When I first rejoined the audiophile community around 1989 after a ten-year hiatus, the two largest audiophile magazines in those pre-internet days were "digest-sized". My friend and I used to joke that it was small to make it so one could slip a copy in one's smoking jacket when not reading it. Or perhaps their lab coat. More seriously, I felt like the odd man out; as my perception of an audiophile back then was a wealthy retiree with little to do other than listen to music when not working in their basement electronics shop. One of the ways those audiophile magazines made me felt like an outcast was because all the musical examples in the reviews were classical recordings.
There were rarely any exceptions, mostly because how close a system could come to reproducing "real music recorded in a real space" was an adage that was irrefutable. I realize that all of the above might be an exaggeration (other than the smoking jacket part), but in my mind, I felt as I was just a little kid watching all the grownups play with their expensive toys. I'm older now, and so I'm the one with many of the expensive toys. Even so, I feel like I would have felt lots more comfortable reentering the audiophile community now than when I did, as it is much more inclusive community.
I realize we still have a very long way to go before the audiophile "hobby" is a totally inclusive community, but it sure seems like there are so many more affordable options than there once were, and a large percentage of these lower-priced gateway components sound fantastic. Technology is moving at a ridiculously fast pace, and I don't just mean 5G cell phones and Wi-Fi 6 speeds, but high-end audio is bringing lots of those who are into that evolving technology with them. Plus, as the former young audiophiles from my generation have grown up (sometimes only chronologically, of course), the meaning of that adage of real music in a real space has expanded to mean just about any instrument, acoustic or electric, and that was recorded just about anywhere.
The quest for "real" sounding reproduction continues, of course, and I still think that classical pieces recorded in an empty concert halls are excellent ways to judge equipment, as well as a great way to spend a weekday evening. And so, alongside Georg Solti's excellent version of him conducting Mahler's 5rd Symphony on Decca, I feel that it is just as valid to include The Jimi Hendrix Experience's Electric Ladyland as a musical example. Plus, you're as likely to read about a $500 wireless speaker in Enjoy the Music.com as a five-figure monoblock power amplifier. No smoking jacket required.

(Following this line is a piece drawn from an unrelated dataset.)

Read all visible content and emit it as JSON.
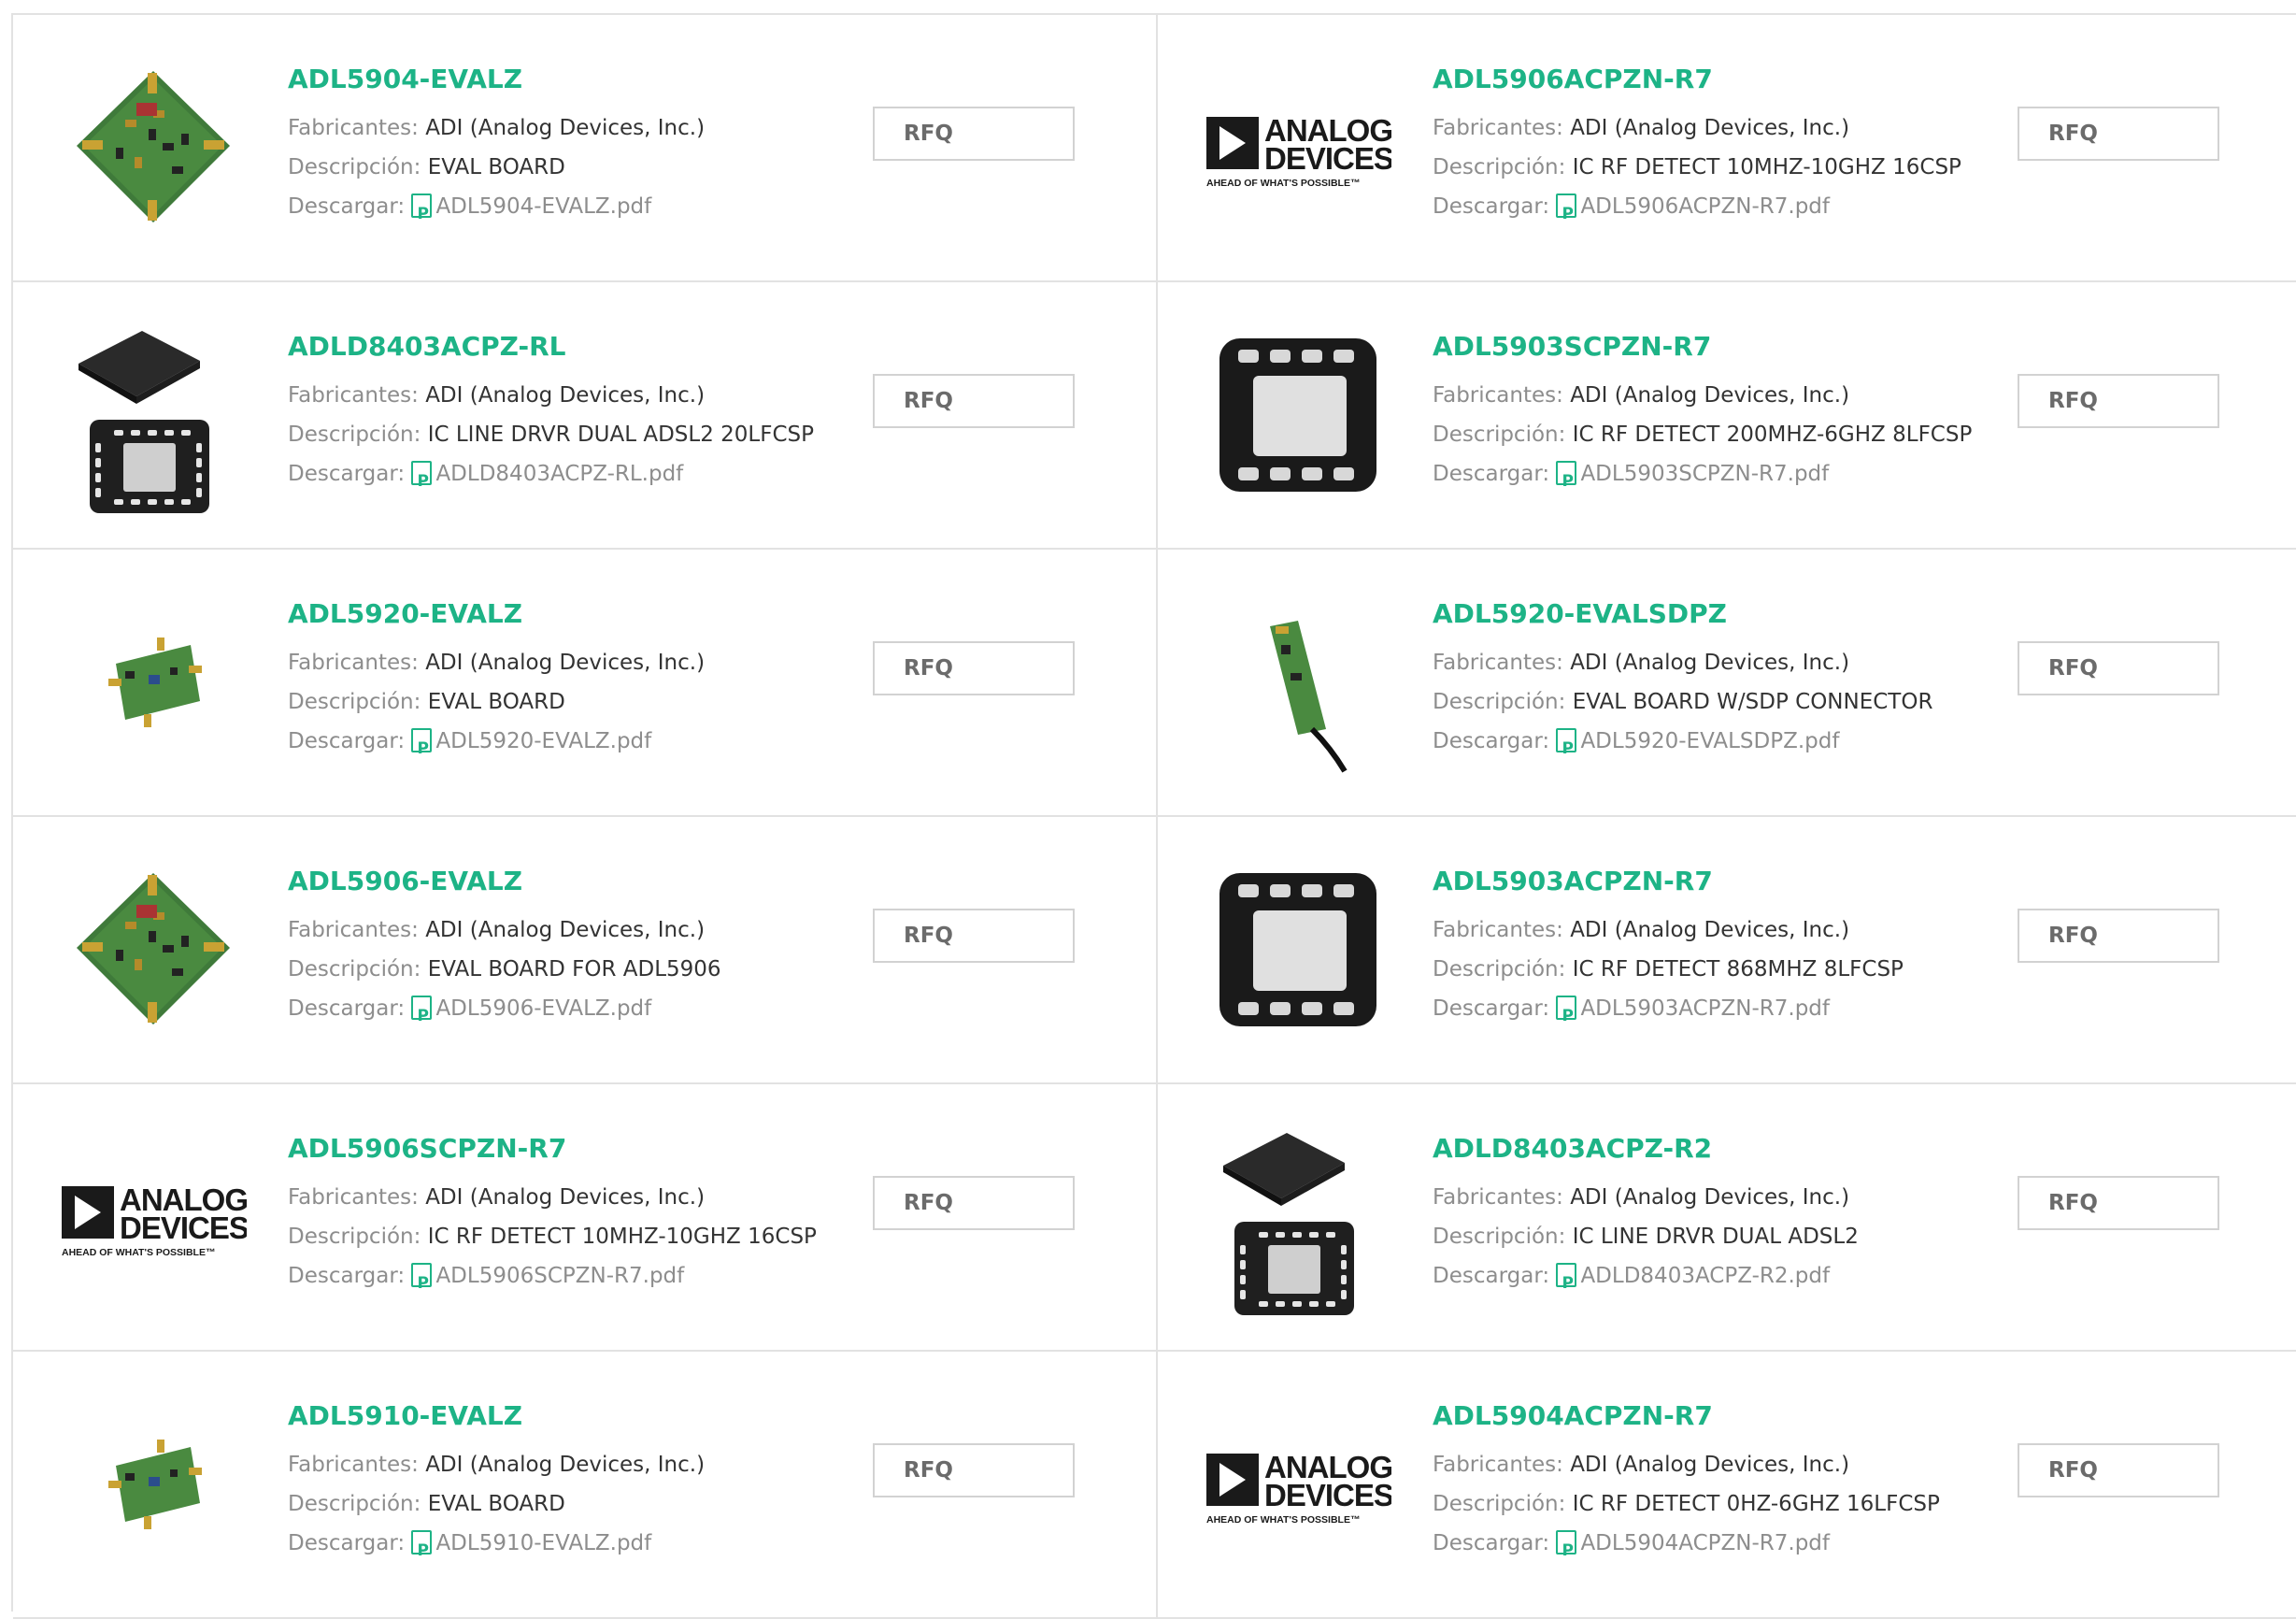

With that in mind, this month Roger Skoff tells how to bring new people to our hobby in a Viewpoint article. I hope he agrees with me that because of at least one of the reasons I cite above, as I've found it is easier than ever to do so. Of course, as Senior Editor of Enjoy the Music.com I like many different aspects of the magazine, and this includes everything from the massive amount of show reports that appear, and the pieces such as Roger Skoff's article. But closest to my heart are the equipment reviews, and since I have at least one review appear each month, I guess that make sense!
This month are two world premier equipment reviews, plus an excellent review by Jeremy R. Kipnis of two Schiit components, one solid-state and one powered by tubes. The World Premier reviews include a speaker by MarkAudio-SOTA Viotti that are available for a relatively low price, especially when one considers their size and how impressed Clive Meakins was with their wide frequency response and dispersion. The other World Premier was written by yours truly, of a fantastic sounding Symphonic MC phono preamplifier by the UK audio manufacturer Chord Electronics. This phono preamp is made for the serious analog audiophile, and it's nice that Chord feels that a component's appearance is important, too, as this phono preamp looks almost as good as it sounds!

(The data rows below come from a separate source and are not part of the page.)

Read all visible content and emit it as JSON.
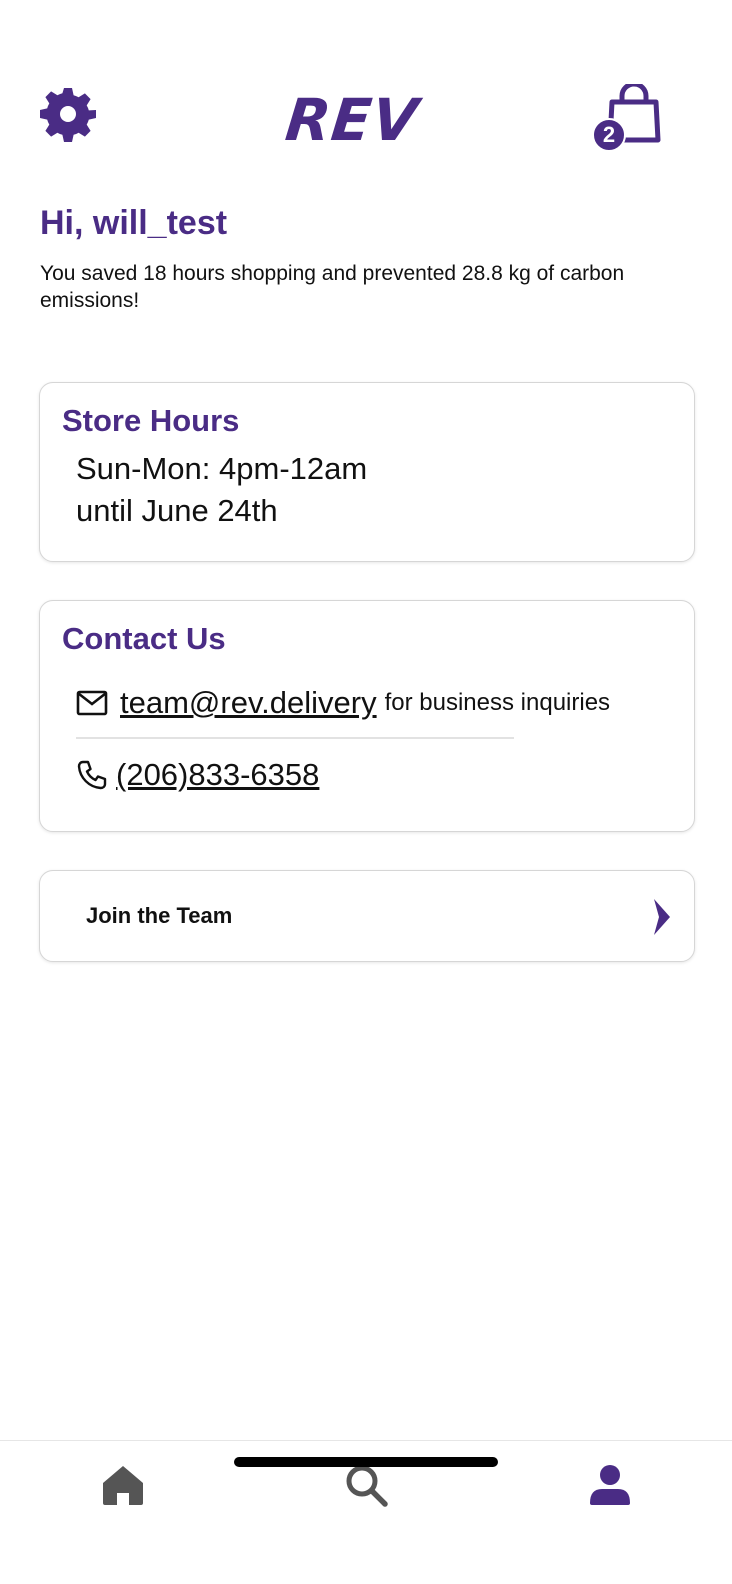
{
  "app": {
    "logo_text": "REV",
    "brand_color": "#4a2c85"
  },
  "header": {
    "settings_icon": "gear-icon",
    "cart_icon": "shopping-bag-icon",
    "cart_count": "2"
  },
  "greeting": {
    "title": "Hi, will_test",
    "savings_message": "You saved 18 hours shopping and prevented 28.8 kg of carbon emissions!"
  },
  "store_hours": {
    "title": "Store Hours",
    "line1": "Sun-Mon: 4pm-12am",
    "line2": "until June 24th"
  },
  "contact": {
    "title": "Contact Us",
    "email": "team@rev.delivery",
    "email_note": "for business inquiries",
    "phone": "(206)833-6358",
    "email_icon": "mail-icon",
    "phone_icon": "phone-icon"
  },
  "join": {
    "label": "Join the Team",
    "icon": "chevron-right-icon"
  },
  "tabbar": {
    "tabs": [
      {
        "name": "home",
        "icon": "home-icon",
        "active": false
      },
      {
        "name": "search",
        "icon": "search-icon",
        "active": false
      },
      {
        "name": "profile",
        "icon": "profile-icon",
        "active": true
      }
    ],
    "inactive_color": "#555555",
    "active_color": "#4a2c85"
  }
}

As an added bonus this month, I hope you've been like Enjoy the Music.com's new website design and its layout that not only shortens the width of text, making it easier to read. Even though I know that the redesign (an original design by the way) is due to the hard work of Enjoy the Music.com's Creative Director Steven R. Rochlin. I can't help but be proud of it. How could I not be? No only have I been writing equipment reviews for Enjoy the Music.com for over twelve years, was promoted to Senior Editor a couple of years ago, this month I have two equipment reviews plus was asked to write this month's editorial intro.
Have been told by some that I seem a bit obsessed with writing for Enjoy the Music.com. But they're wrong. I'm obsessed with music! Yet one does not have to be obsessed with music, as I am, to attempt to reproduce it within one's home the best way possible, and with a bit of guidance from one's friends and online reviews of course here on Enjoy the Music.com. And so, as Steven R. Rochlin always says, in the end what really matters is that you...